I was and still am a really curious person which is an asset in a journalist, but I wasn’t always interested in what was newsworthy. What really killed it for me was the reporting of the conflicts in Iraq and Afghanistan. In my last year of journalism I picked up an elective in ‘Visual Research’ and I met a lecturer called John Teschendorf.  He showed me how art could sustain my curiosity and act as a vehicle for my investigations. I changed courses and was thrown into a world of theory and clever, well-spoken people talking about not a whole lot. Throughout it all my interest in people was unwavering. Everything else seemed trivial. This interest naturally drew me towards portraiture and figuration, and by second year I was researching the Old Masters and contemporary practitioners like Jenny Saville and Lucian Freud. I understand there are many ways to investigate the ‘human condition’, and in a way all art attempts this in one way or another, but during my time studying journalism I learned the direct route is often the best one. I choose portraiture because I am interested in people.

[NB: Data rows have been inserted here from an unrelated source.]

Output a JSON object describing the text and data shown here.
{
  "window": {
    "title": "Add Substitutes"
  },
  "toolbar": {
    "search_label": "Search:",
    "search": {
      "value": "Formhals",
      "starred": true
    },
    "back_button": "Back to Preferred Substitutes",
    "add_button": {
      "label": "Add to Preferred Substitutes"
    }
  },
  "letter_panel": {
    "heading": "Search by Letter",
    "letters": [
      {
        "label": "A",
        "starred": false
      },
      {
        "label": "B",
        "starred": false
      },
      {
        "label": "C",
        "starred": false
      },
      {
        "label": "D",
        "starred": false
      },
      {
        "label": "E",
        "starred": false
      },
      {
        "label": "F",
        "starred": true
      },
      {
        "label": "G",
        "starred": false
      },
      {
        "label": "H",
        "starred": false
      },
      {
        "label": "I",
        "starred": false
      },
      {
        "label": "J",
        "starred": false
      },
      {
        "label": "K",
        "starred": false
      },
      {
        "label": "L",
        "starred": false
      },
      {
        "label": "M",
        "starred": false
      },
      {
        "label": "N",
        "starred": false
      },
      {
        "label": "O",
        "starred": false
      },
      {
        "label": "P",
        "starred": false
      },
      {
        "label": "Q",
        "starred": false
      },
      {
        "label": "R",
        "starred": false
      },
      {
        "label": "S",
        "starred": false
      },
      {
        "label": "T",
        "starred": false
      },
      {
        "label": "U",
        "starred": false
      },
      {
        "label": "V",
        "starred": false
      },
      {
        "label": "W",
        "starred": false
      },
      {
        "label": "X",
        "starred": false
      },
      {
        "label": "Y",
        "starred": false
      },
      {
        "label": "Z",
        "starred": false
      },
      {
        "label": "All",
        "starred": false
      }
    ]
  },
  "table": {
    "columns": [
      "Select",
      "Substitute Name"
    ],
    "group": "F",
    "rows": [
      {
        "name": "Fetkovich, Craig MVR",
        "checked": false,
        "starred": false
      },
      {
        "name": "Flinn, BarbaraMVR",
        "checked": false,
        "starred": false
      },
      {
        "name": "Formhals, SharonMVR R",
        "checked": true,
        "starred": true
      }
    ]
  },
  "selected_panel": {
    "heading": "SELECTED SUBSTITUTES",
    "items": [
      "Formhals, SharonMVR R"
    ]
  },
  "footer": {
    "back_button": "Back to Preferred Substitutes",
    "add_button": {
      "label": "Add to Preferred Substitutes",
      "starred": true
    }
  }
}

In an ideal world I want my work to change how people see and engage with their worlds, and people don’t connect with anything better than other people.